START TASK INPUTS

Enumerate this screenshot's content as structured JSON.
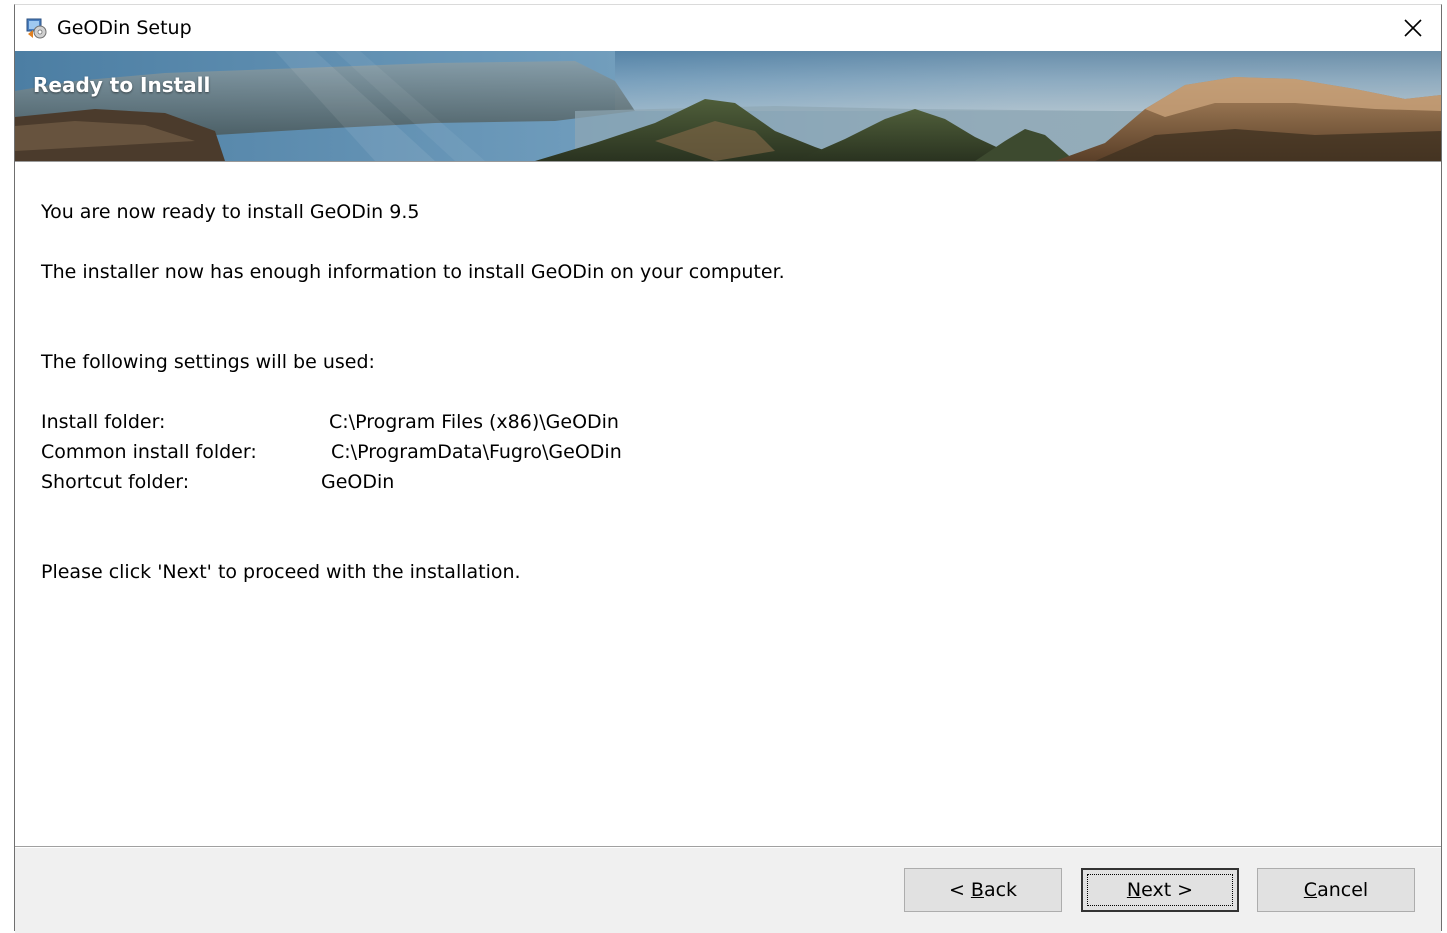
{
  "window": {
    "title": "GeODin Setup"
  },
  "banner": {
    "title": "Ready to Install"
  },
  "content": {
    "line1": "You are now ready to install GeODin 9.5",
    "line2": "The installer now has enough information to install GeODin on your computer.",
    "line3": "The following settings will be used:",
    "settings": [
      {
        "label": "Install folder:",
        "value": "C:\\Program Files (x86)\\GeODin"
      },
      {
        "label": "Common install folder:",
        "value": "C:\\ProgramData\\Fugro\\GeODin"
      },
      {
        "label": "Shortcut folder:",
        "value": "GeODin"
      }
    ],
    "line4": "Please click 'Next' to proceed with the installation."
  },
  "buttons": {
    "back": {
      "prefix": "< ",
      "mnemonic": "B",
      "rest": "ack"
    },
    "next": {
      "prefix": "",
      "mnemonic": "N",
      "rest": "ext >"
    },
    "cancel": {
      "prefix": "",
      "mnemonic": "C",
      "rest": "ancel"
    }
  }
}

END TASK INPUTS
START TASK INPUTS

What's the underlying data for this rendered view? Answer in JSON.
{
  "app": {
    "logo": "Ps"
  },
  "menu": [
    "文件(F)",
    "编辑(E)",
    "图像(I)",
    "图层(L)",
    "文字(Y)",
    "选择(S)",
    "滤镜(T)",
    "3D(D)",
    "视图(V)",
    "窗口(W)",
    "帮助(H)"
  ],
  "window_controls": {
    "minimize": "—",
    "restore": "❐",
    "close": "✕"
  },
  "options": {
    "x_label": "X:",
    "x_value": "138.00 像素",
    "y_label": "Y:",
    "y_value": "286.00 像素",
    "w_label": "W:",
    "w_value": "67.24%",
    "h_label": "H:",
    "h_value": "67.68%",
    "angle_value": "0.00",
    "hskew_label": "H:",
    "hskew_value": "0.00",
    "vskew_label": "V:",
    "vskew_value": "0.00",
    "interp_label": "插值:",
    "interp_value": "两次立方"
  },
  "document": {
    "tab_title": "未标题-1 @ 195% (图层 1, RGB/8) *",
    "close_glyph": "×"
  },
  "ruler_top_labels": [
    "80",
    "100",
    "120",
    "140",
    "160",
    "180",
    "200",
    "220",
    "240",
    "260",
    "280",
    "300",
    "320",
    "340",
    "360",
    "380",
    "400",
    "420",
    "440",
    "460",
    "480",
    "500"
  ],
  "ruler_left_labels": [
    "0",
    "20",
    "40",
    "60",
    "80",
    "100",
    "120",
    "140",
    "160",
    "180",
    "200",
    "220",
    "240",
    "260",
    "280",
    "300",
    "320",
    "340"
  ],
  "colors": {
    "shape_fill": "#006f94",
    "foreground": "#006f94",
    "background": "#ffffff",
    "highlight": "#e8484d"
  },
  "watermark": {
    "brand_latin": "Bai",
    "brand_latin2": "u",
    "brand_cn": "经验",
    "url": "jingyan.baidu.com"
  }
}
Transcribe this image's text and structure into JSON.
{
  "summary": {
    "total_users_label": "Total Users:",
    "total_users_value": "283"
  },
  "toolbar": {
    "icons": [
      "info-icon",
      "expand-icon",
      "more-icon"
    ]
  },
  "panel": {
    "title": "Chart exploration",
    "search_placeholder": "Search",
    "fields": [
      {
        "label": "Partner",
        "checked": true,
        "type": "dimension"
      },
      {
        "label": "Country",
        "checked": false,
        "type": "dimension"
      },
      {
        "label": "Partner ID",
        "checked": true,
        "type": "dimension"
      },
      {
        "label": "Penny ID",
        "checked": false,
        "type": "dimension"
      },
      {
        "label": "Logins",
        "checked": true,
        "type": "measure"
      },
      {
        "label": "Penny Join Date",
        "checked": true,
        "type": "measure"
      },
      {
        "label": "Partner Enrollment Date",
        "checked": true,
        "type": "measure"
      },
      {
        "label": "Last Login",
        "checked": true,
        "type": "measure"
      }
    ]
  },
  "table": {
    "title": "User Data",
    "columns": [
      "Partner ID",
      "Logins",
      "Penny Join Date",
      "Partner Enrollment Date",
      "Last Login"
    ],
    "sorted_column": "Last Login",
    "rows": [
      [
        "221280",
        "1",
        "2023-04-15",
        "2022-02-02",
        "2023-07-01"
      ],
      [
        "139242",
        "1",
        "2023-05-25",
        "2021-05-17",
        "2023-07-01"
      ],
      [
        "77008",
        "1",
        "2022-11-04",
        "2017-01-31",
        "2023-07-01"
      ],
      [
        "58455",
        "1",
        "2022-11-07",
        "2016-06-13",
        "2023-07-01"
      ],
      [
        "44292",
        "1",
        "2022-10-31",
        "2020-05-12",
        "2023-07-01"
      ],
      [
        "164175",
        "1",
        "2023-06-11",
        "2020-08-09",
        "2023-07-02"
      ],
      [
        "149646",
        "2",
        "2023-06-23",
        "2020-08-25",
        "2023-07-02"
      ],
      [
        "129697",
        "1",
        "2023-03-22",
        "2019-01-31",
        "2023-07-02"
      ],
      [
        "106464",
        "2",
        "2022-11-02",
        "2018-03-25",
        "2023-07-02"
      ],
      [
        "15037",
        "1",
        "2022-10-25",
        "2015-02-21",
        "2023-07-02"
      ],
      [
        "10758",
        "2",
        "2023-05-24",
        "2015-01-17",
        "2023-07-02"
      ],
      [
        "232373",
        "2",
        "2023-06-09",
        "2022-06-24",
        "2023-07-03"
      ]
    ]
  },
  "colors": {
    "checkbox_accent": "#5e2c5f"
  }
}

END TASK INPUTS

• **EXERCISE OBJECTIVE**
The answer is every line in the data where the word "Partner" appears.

• **SOLUTION TO THIS EXERCISE**
        "label": "Partner",
        "label": "Partner ID",
        "label": "Partner Enrollment Date",
      "Partner ID",
      "Partner Enrollment Date",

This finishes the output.